Problem to work on:
Repeat each record word for word.

Task inputs:

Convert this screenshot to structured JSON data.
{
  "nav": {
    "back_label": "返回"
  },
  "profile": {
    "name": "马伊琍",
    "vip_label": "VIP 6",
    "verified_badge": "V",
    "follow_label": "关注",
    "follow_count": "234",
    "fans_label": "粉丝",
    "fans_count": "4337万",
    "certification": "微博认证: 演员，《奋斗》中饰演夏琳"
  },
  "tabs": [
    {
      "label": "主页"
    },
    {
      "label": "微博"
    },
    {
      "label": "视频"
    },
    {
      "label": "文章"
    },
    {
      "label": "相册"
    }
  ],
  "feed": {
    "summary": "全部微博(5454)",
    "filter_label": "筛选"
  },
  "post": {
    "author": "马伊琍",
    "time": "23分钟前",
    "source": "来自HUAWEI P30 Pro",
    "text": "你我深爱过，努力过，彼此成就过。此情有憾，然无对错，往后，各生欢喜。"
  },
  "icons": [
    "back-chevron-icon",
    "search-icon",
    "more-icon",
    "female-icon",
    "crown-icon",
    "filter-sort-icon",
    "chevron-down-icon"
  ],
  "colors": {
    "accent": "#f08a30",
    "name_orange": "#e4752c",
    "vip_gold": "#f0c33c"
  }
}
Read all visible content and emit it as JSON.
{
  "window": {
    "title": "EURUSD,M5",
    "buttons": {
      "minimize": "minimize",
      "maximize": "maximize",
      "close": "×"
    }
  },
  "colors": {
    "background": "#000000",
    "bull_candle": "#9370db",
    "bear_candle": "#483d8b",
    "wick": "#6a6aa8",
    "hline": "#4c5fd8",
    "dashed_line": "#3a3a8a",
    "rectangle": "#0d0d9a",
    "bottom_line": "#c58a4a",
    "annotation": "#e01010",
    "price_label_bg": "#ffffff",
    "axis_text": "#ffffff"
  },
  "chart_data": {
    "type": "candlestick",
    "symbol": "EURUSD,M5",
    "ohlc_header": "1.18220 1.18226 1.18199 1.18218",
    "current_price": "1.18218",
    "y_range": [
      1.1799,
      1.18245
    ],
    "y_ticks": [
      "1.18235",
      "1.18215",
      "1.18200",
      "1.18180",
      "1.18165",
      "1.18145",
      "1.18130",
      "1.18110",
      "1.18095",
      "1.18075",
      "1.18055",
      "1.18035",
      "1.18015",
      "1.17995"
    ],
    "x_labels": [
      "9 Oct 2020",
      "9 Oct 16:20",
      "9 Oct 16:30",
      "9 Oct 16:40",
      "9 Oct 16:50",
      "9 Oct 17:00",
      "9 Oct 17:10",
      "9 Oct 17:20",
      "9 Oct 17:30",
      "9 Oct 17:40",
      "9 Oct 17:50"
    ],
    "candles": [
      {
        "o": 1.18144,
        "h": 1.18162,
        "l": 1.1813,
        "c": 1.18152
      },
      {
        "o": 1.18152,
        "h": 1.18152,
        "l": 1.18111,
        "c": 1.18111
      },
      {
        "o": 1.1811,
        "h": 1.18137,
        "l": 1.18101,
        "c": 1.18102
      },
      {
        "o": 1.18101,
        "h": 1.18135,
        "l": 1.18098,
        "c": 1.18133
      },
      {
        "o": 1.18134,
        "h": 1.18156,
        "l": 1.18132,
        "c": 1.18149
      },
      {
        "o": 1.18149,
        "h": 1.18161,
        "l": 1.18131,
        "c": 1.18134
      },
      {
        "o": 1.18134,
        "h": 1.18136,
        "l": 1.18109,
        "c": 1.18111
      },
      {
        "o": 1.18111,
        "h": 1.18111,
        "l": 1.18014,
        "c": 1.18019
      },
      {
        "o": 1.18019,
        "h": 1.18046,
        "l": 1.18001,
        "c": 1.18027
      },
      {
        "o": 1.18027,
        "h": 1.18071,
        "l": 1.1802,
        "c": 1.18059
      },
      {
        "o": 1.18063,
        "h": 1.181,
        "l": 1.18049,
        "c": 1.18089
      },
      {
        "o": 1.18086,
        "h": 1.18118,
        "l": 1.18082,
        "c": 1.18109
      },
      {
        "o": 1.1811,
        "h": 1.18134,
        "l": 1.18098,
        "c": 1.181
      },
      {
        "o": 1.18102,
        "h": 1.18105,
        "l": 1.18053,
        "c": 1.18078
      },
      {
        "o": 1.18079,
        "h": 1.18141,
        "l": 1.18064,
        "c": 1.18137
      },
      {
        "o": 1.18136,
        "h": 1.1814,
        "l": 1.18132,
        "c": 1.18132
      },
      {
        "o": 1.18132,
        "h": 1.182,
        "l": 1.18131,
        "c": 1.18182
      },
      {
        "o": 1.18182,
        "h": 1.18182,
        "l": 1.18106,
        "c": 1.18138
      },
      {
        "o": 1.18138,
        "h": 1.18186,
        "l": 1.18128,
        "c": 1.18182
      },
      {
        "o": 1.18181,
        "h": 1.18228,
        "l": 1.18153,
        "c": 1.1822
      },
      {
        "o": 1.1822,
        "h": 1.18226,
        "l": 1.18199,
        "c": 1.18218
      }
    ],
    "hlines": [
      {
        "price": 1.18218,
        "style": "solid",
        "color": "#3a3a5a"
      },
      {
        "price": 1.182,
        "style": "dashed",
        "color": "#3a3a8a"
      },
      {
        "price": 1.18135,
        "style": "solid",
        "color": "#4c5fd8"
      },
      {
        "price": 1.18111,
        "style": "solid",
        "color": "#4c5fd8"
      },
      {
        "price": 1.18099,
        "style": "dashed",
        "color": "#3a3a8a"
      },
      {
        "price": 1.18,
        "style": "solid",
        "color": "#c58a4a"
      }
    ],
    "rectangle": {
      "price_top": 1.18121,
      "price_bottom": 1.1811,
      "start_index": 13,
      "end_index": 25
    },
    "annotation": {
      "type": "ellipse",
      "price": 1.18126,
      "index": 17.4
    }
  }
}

Answer for this exercise:
Convert this screenshot to structured JSON data.
{
  "nav": {
    "back_label": "返回"
  },
  "profile": {
    "name": "马伊琍",
    "vip_label": "VIP 6",
    "verified_badge": "V",
    "follow_label": "关注",
    "follow_count": "234",
    "fans_label": "粉丝",
    "fans_count": "4337万",
    "certification": "微博认证: 演员，《奋斗》中饰演夏琳"
  },
  "tabs": [
    {
      "label": "主页"
    },
    {
      "label": "微博"
    },
    {
      "label": "视频"
    },
    {
      "label": "文章"
    },
    {
      "label": "相册"
    }
  ],
  "feed": {
    "summary": "全部微博(5454)",
    "filter_label": "筛选"
  },
  "post": {
    "author": "马伊琍",
    "time": "23分钟前",
    "source": "来自HUAWEI P30 Pro",
    "text": "你我深爱过，努力过，彼此成就过。此情有憾，然无对错，往后，各生欢喜。"
  },
  "icons": [
    "back-chevron-icon",
    "search-icon",
    "more-icon",
    "female-icon",
    "crown-icon",
    "filter-sort-icon",
    "chevron-down-icon"
  ],
  "colors": {
    "accent": "#f08a30",
    "name_orange": "#e4752c",
    "vip_gold": "#f0c33c"
  }
}
Read all visible content and emit it as JSON.
{
  "window": {
    "title": "EURUSD,M5",
    "buttons": {
      "minimize": "minimize",
      "maximize": "maximize",
      "close": "×"
    }
  },
  "colors": {
    "background": "#000000",
    "bull_candle": "#9370db",
    "bear_candle": "#483d8b",
    "wick": "#6a6aa8",
    "hline": "#4c5fd8",
    "dashed_line": "#3a3a8a",
    "rectangle": "#0d0d9a",
    "bottom_line": "#c58a4a",
    "annotation": "#e01010",
    "price_label_bg": "#ffffff",
    "axis_text": "#ffffff"
  },
  "chart_data": {
    "type": "candlestick",
    "symbol": "EURUSD,M5",
    "ohlc_header": "1.18220 1.18226 1.18199 1.18218",
    "current_price": "1.18218",
    "y_range": [
      1.1799,
      1.18245
    ],
    "y_ticks": [
      "1.18235",
      "1.18215",
      "1.18200",
      "1.18180",
      "1.18165",
      "1.18145",
      "1.18130",
      "1.18110",
      "1.18095",
      "1.18075",
      "1.18055",
      "1.18035",
      "1.18015",
      "1.17995"
    ],
    "x_labels": [
      "9 Oct 2020",
      "9 Oct 16:20",
      "9 Oct 16:30",
      "9 Oct 16:40",
      "9 Oct 16:50",
      "9 Oct 17:00",
      "9 Oct 17:10",
      "9 Oct 17:20",
      "9 Oct 17:30",
      "9 Oct 17:40",
      "9 Oct 17:50"
    ],
    "candles": [
      {
        "o": 1.18144,
        "h": 1.18162,
        "l": 1.1813,
        "c": 1.18152
      },
      {
        "o": 1.18152,
        "h": 1.18152,
        "l": 1.18111,
        "c": 1.18111
      },
      {
        "o": 1.1811,
        "h": 1.18137,
        "l": 1.18101,
        "c": 1.18102
      },
      {
        "o": 1.18101,
        "h": 1.18135,
        "l": 1.18098,
        "c": 1.18133
      },
      {
        "o": 1.18134,
        "h": 1.18156,
        "l": 1.18132,
        "c": 1.18149
      },
      {
        "o": 1.18149,
        "h": 1.18161,
        "l": 1.18131,
        "c": 1.18134
      },
      {
        "o": 1.18134,
        "h": 1.18136,
        "l": 1.18109,
        "c": 1.18111
      },
      {
        "o": 1.18111,
        "h": 1.18111,
        "l": 1.18014,
        "c": 1.18019
      },
      {
        "o": 1.18019,
        "h": 1.18046,
        "l": 1.18001,
        "c": 1.18027
      },
      {
        "o": 1.18027,
        "h": 1.18071,
        "l": 1.1802,
        "c": 1.18059
      },
      {
        "o": 1.18063,
        "h": 1.181,
        "l": 1.18049,
        "c": 1.18089
      },
      {
        "o": 1.18086,
        "h": 1.18118,
        "l": 1.18082,
        "c": 1.18109
      },
      {
        "o": 1.1811,
        "h": 1.18134,
        "l": 1.18098,
        "c": 1.181
      },
      {
        "o": 1.18102,
        "h": 1.18105,
        "l": 1.18053,
        "c": 1.18078
      },
      {
        "o": 1.18079,
        "h": 1.18141,
        "l": 1.18064,
        "c": 1.18137
      },
      {
        "o": 1.18136,
        "h": 1.1814,
        "l": 1.18132,
        "c": 1.18132
      },
      {
        "o": 1.18132,
        "h": 1.182,
        "l": 1.18131,
        "c": 1.18182
      },
      {
        "o": 1.18182,
        "h": 1.18182,
        "l": 1.18106,
        "c": 1.18138
      },
      {
        "o": 1.18138,
        "h": 1.18186,
        "l": 1.18128,
        "c": 1.18182
      },
      {
        "o": 1.18181,
        "h": 1.18228,
        "l": 1.18153,
        "c": 1.1822
      },
      {
        "o": 1.1822,
        "h": 1.18226,
        "l": 1.18199,
        "c": 1.18218
      }
    ],
    "hlines": [
      {
        "price": 1.18218,
        "style": "solid",
        "color": "#3a3a5a"
      },
      {
        "price": 1.182,
        "style": "dashed",
        "color": "#3a3a8a"
      },
      {
        "price": 1.18135,
        "style": "solid",
        "color": "#4c5fd8"
      },
      {
        "price": 1.18111,
        "style": "solid",
        "color": "#4c5fd8"
      },
      {
        "price": 1.18099,
        "style": "dashed",
        "color": "#3a3a8a"
      },
      {
        "price": 1.18,
        "style": "solid",
        "color": "#c58a4a"
      }
    ],
    "rectangle": {
      "price_top": 1.18121,
      "price_bottom": 1.1811,
      "start_index": 13,
      "end_index": 25
    },
    "annotation": {
      "type": "ellipse",
      "price": 1.18126,
      "index": 17.4
    }
  }
}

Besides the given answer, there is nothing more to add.